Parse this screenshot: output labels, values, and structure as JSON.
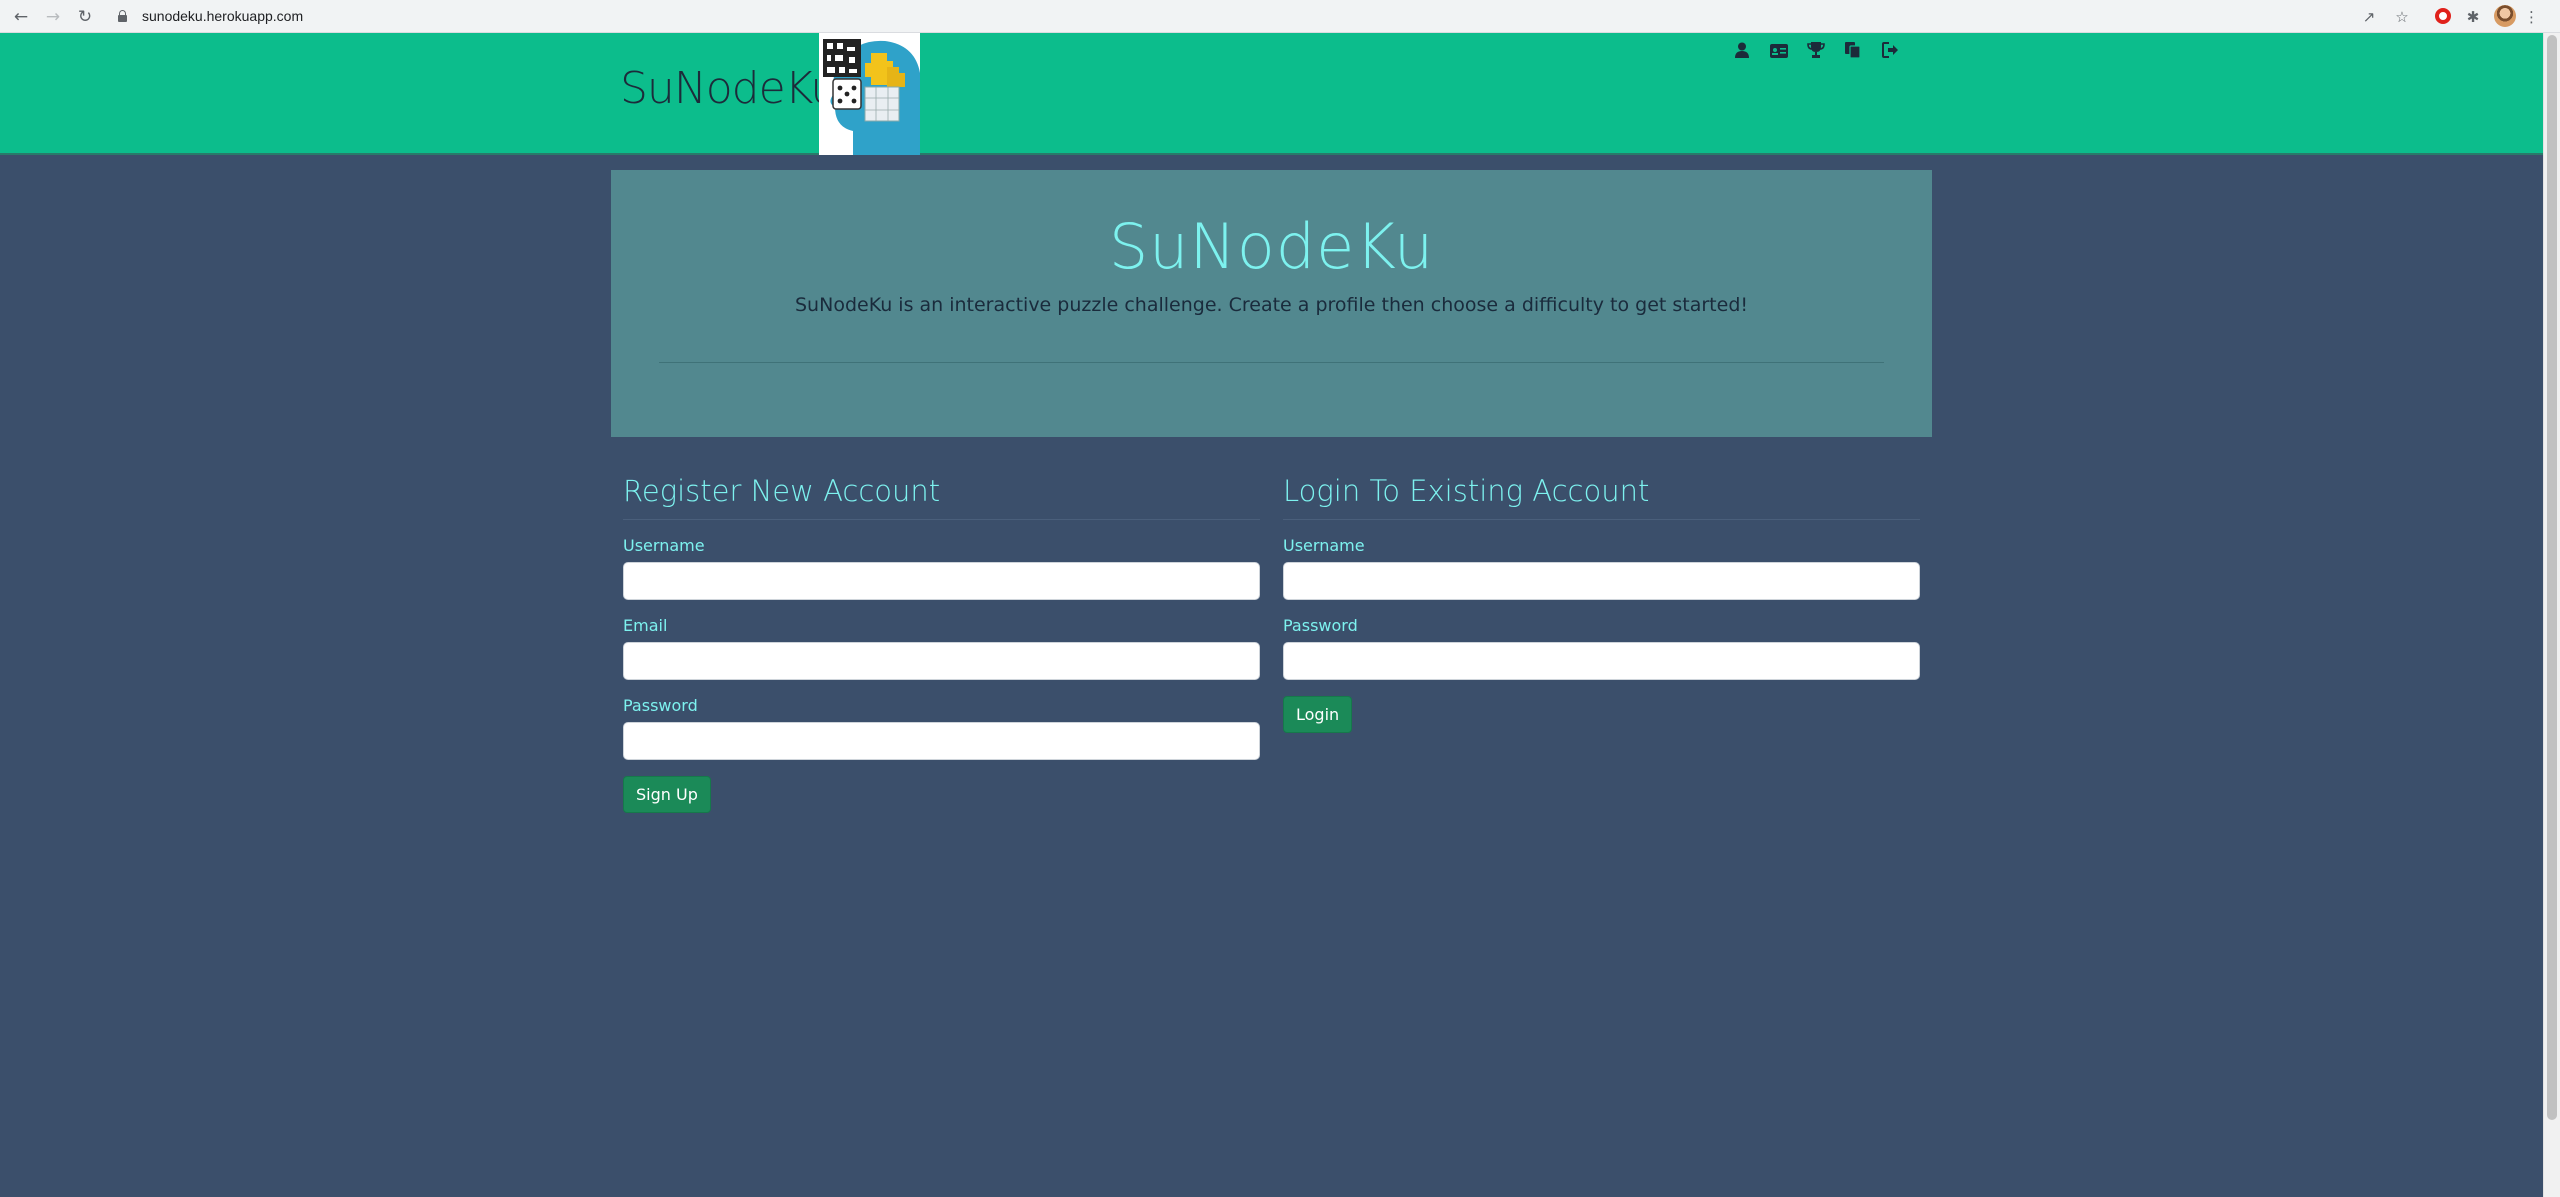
{
  "browser": {
    "url": "sunodeku.herokuapp.com",
    "back_icon": "arrow-left-icon",
    "forward_icon": "arrow-right-icon",
    "reload_icon": "reload-icon"
  },
  "navbar": {
    "brand": "SuNodeKu",
    "background": "#0cbd8c",
    "icons": [
      "user-icon",
      "id-card-icon",
      "trophy-icon",
      "copy-icon",
      "sign-out-icon"
    ]
  },
  "jumbotron": {
    "title": "SuNodeKu",
    "text": "SuNodeKu is an interactive puzzle challenge. Create a profile then choose a difficulty to get started!"
  },
  "register": {
    "title": "Register New Account",
    "username_label": "Username",
    "email_label": "Email",
    "password_label": "Password",
    "button": "Sign Up"
  },
  "login": {
    "title": "Login To Existing Account",
    "username_label": "Username",
    "password_label": "Password",
    "button": "Login"
  },
  "colors": {
    "page_bg": "#3b4f6b",
    "accent": "#7df2ef",
    "button": "#1b8a58"
  }
}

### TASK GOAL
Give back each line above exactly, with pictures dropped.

### YOUR SOLUTION
Parse this screenshot: output labels, values, and structure as JSON.
{
  "browser": {
    "url": "sunodeku.herokuapp.com",
    "back_icon": "arrow-left-icon",
    "forward_icon": "arrow-right-icon",
    "reload_icon": "reload-icon"
  },
  "navbar": {
    "brand": "SuNodeKu",
    "background": "#0cbd8c",
    "icons": [
      "user-icon",
      "id-card-icon",
      "trophy-icon",
      "copy-icon",
      "sign-out-icon"
    ]
  },
  "jumbotron": {
    "title": "SuNodeKu",
    "text": "SuNodeKu is an interactive puzzle challenge. Create a profile then choose a difficulty to get started!"
  },
  "register": {
    "title": "Register New Account",
    "username_label": "Username",
    "email_label": "Email",
    "password_label": "Password",
    "button": "Sign Up"
  },
  "login": {
    "title": "Login To Existing Account",
    "username_label": "Username",
    "password_label": "Password",
    "button": "Login"
  },
  "colors": {
    "page_bg": "#3b4f6b",
    "accent": "#7df2ef",
    "button": "#1b8a58"
  }
}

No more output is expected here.